GE unveils quadslice SPECT/CT as work-in-progress at SNM meeting

July 18, 2005

GE Healthcare has taken the first cautious step toward hybridizing a gamma camera and a multislice CT. The company unveiled at the Society of Nuclear Medicine meeting in June a quadslice CT mated to a dual-head Infinia gamma camera.

GE Healthcare has taken the first cautious step toward hybridizing a gamma camera and a multislice CT. The company unveiled at the Society of Nuclear Medicine meeting in June a quadslice CT mated to a dual-head Infinia gamma camera.

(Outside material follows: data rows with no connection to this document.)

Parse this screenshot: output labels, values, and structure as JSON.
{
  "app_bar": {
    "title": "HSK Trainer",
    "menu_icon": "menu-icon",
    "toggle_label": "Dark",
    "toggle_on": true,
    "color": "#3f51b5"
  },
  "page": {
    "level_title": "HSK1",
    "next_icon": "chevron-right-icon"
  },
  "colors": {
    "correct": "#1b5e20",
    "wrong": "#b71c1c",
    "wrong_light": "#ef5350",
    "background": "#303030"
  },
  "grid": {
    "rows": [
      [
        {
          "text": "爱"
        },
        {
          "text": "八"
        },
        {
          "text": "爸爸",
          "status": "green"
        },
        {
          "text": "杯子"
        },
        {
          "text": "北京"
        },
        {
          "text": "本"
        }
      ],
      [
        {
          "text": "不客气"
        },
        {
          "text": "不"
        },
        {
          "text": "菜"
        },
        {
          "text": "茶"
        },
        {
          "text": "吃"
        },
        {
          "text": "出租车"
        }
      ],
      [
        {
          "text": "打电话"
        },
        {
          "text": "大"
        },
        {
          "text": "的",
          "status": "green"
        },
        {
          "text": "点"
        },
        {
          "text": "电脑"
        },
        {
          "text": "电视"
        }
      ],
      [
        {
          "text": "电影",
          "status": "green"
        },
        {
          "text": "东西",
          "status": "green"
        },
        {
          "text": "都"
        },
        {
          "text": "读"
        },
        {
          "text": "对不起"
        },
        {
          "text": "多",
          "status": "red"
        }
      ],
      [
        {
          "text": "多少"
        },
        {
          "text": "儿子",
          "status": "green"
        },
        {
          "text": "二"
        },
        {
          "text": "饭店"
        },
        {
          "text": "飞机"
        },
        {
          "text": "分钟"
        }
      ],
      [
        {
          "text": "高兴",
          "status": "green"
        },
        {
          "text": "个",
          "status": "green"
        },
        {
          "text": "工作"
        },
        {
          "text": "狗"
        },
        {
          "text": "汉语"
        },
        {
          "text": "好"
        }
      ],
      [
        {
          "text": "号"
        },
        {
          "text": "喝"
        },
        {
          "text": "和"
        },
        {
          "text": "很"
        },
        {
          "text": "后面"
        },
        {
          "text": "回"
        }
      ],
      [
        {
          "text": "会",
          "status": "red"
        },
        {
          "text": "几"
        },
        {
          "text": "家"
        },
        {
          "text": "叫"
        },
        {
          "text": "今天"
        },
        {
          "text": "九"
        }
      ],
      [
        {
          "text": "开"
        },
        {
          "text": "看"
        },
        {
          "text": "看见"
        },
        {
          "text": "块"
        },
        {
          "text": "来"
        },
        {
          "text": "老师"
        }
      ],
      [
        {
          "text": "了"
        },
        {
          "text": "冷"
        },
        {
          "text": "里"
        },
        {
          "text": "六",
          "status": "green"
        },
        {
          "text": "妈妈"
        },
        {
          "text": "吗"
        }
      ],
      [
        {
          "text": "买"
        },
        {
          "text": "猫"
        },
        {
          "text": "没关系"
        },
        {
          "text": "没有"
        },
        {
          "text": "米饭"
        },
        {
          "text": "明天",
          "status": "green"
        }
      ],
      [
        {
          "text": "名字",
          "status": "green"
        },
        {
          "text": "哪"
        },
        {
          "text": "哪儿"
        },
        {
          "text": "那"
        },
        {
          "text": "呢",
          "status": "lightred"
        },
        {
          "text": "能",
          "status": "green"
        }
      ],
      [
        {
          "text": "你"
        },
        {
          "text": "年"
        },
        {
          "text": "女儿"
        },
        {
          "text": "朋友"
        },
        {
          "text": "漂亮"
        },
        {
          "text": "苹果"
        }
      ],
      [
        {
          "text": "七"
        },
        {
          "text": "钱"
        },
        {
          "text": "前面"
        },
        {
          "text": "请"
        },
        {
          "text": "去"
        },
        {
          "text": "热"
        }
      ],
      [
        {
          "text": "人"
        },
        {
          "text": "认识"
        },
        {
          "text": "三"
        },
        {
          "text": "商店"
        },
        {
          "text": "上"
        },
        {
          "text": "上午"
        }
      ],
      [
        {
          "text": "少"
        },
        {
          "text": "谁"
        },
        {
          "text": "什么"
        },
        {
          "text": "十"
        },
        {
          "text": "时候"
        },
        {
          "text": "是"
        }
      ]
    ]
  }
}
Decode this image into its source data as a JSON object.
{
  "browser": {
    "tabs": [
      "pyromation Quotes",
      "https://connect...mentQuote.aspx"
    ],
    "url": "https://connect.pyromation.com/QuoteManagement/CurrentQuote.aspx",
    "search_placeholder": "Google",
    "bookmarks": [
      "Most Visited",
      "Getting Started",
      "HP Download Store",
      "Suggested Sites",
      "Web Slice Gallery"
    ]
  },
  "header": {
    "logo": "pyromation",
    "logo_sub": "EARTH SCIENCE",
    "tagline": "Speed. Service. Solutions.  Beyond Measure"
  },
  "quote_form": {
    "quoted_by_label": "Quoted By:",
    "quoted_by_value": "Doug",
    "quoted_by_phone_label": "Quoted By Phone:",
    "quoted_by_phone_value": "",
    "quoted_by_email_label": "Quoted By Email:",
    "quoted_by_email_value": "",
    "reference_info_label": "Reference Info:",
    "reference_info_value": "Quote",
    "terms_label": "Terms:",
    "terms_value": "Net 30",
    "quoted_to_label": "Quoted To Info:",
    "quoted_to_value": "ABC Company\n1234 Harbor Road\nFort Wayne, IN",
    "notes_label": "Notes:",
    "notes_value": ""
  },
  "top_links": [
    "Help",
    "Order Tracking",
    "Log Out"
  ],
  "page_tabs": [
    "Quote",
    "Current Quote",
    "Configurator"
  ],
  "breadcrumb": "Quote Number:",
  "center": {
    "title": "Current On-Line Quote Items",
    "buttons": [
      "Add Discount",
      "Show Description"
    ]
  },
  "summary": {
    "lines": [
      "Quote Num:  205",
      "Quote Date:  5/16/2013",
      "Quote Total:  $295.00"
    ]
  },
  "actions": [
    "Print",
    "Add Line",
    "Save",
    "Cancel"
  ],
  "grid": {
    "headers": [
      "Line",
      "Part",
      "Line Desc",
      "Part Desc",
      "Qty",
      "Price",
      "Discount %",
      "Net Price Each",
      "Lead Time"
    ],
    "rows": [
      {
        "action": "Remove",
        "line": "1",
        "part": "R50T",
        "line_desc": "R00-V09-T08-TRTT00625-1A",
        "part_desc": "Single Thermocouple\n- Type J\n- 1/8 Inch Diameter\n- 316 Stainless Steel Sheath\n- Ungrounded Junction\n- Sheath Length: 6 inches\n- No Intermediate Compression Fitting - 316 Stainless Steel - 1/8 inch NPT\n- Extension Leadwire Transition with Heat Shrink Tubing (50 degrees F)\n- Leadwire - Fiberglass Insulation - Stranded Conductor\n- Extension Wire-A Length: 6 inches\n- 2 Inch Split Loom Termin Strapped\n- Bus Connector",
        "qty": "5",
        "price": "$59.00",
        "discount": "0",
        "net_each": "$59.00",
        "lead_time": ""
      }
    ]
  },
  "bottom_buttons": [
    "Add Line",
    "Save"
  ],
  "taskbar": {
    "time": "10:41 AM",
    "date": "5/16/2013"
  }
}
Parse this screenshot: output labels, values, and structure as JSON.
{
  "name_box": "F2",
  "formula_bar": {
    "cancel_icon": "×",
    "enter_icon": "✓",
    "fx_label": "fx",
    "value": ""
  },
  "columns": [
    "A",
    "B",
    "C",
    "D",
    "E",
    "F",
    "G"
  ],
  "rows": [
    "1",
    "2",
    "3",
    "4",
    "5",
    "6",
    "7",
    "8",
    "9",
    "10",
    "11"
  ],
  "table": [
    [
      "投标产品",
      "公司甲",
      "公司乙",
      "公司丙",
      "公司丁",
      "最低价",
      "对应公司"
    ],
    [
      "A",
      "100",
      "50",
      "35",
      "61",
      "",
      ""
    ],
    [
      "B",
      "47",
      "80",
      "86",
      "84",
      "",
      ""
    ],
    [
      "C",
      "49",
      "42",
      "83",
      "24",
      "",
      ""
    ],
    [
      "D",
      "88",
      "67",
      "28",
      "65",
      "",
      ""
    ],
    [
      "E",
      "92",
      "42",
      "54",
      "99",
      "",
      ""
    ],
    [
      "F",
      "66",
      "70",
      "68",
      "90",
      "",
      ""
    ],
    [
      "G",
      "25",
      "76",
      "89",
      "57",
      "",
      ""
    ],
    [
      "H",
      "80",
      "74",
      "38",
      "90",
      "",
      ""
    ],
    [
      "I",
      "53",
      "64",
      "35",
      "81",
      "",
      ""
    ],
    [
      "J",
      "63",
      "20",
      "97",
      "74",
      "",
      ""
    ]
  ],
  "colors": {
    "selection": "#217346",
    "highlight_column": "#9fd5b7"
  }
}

The work-in-progress has not yet passed FDA review, will not enter the U.S. market for at least a year, and may yet include more than four slices, according to Ian D. Brown, Americas sales manager for GE nuclear medicine products. But more notable than the uncertainties are the known specifications.

The quadslice SPECT/CT, like the company's current commercial offering, the single-slice Infinia Hawkeye, incorporates what detractors call a nondiagnostic CT.

The CT onboard the Infinia Hawkeye 4 offers markedly better resolution than the one onboard the Infinia Hawkeye, producing 5-mm slices rather than 10-mm slices. This resolution, however, is nowhere near the submillimeter state-of-the-art images produced by the multislice CTs designed for stand-alone operation or for service as part of either Philips' or Siemens' latest SPECT/CTs. Brown nevertheless believes this offering would give much of the market what it needs.

"Customers said they need faster and better resolution and (this machine) will satisfy that, taking them from a single 10-mm slice to four 5-mm slices," he said. "It cuts the acquisition time in half and doubles the resolution."

Brown emphasized that the Infinia Hawkeye 4 is just a work-in-progress and could still change. By the time a commercial version is ready to ship, company engineers may have added more slices. Brown did not speculate as to whether the resolution would be improved over the device shown at the SNM meeting. The company clearly is advancing its design iteratively rather than in quantum leaps, as its competitors are.

At the SNM meeting, Philips Medical Systems announced plans to bring a 64-slice SPECT/CT to market in 12 to 18 months. The new Philips system, designed to be the flagship of its Precedence family, would complement six- and 16-slice versions already on the market.

Siemens Medical Solutions underscored its commitment to hybrids at the SNM meeting with the introduction of Symbia S. The SPECT-only submission is designed to facilitate a later combination with multislice CT. Siemens already offers SPECT/CT in single-, dual-, and six-slice configurations as part of its Symbia TruePoint portfolio.

Philips and Siemens arguably have taken the high ground in SPECT/CT, and, if the Infinia Hawkeye 4 is an accurate indicator, they will maintain that position for some time. GE, however, is the undisputed leader in SPECT/CT when it comes to installations. Philips and Siemens have each installed several high-performance hybrids in the year since they unveiled their products, but neither can come close to the 500 Hawkeyes (some including Infinia gamma cameras, some attached to an earlier camera called Millennium VG) that GE has installed in the five years since pioneering this technology.

GE's dedication to thick-slice CT is motivated by its interest in keeping the cost of the unit within the reach of nuclear medicine departments.

"As soon as I put an advanced CT on this system, I have to charge the same price as my CT colleagues," Brown said.

He expects a quadslice system configured along the lines of the Infinia Hawkeye 4 to cost about the same as the current single-slice SPECT/CT: $450,000.

Sticking with a low-performance CT scanner offers other advantages, he said. Room preparation is less demanding, and the cost for a CT service contract is less imposing, about $10,000 a year.

With cost a major issue for practitioners of nuclear medicine, GE is playing it safe. Judging from the results so far regarding the single-slice Hawkeye, the company's gambit seems to be paying off.